Researchers believe a combination of genetic and environmental factors cause Parkinsons. In 2003, Heiko Braak, MD, hypothesized that an unknown pathogen in the gut could be the cause of PD.
This was followed by a more extensive hypothesis, stating that PD starts in two places: the neurons of the nasal cavity and the neurons in the gut. This is now known as Braaks hypothesis. In this theory, the pathogen enters the body via the nose and/or gets swallowed and reaches the gut. The pathogenic products thus come into contact with the olfactory and/or enteric neurons, triggering the aggregation of an abnormal protein called -Synuclein. The aggregated -Synuclein then spreads toward the central nervous system , and eventually arriving in and causing the degeneration of the dopaminergic neurons in the area of the brain called the substantia nigra.
This theory is supported by evidence that non-movement symptoms, such as a loss of sense of smell, sleep disorders and constipation, may appear several years ahead of movement symptoms. For this reason, researchers focus on these non-motor symptoms to detect PD as early as possible and to look for ways to stop its progression.

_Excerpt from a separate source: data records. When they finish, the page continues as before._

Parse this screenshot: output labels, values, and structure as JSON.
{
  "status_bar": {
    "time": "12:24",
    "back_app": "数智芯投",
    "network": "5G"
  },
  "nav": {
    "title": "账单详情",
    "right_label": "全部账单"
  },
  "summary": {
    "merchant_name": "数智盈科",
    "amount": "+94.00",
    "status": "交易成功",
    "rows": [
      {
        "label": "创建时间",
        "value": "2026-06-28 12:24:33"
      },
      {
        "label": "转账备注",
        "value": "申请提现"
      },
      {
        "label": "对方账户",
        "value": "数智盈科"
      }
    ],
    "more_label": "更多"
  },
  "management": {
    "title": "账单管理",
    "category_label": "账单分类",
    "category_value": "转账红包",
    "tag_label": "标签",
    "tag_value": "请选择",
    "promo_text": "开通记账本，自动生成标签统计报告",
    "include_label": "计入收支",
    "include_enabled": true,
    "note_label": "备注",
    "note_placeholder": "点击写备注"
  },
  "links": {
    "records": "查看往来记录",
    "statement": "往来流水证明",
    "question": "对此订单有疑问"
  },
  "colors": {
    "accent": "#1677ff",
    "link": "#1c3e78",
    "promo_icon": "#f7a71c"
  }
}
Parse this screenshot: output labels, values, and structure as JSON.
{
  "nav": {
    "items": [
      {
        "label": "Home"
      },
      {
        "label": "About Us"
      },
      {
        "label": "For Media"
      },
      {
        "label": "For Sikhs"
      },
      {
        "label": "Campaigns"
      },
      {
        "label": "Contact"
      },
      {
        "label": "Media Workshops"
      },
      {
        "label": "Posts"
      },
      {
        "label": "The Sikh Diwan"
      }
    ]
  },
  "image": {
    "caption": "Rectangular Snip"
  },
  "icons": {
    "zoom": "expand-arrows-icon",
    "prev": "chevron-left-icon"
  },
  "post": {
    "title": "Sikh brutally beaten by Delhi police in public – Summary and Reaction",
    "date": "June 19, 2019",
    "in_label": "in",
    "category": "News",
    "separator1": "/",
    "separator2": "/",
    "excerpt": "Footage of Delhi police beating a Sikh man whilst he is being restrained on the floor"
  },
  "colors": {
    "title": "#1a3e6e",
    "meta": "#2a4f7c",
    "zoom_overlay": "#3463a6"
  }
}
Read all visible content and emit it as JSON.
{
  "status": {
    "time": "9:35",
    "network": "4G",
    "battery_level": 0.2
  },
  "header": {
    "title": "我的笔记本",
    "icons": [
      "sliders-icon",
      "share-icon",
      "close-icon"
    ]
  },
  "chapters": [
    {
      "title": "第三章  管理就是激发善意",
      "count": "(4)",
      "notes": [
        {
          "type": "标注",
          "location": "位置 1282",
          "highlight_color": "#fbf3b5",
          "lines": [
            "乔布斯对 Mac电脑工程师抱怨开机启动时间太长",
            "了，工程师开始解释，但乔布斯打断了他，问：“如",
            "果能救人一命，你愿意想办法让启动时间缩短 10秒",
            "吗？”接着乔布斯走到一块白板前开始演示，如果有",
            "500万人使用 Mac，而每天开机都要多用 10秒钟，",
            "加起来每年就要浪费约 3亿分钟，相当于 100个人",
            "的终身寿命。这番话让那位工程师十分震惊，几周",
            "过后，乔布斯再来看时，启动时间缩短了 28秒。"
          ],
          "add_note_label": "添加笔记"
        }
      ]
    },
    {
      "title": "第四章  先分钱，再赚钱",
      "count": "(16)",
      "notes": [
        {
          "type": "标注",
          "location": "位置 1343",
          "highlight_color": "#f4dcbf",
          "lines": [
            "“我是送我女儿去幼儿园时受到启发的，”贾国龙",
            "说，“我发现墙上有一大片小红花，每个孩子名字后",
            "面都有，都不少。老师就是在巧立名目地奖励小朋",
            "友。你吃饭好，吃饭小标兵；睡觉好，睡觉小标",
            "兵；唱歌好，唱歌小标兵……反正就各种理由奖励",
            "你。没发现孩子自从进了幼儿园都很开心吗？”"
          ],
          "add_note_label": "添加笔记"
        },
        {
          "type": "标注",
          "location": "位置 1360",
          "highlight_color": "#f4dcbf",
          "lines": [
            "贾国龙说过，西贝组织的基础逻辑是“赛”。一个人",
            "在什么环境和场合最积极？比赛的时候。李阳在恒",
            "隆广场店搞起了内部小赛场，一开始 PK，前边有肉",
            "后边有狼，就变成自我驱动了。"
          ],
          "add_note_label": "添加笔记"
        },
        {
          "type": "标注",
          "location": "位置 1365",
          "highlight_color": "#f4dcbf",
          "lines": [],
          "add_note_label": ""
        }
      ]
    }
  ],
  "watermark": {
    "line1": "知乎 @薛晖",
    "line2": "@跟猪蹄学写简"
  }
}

Page reviewed by Dr. Jun Yu, Movement Disorders Fellow at the University of Florida, a Parkinsons Foundation Center of Excellence.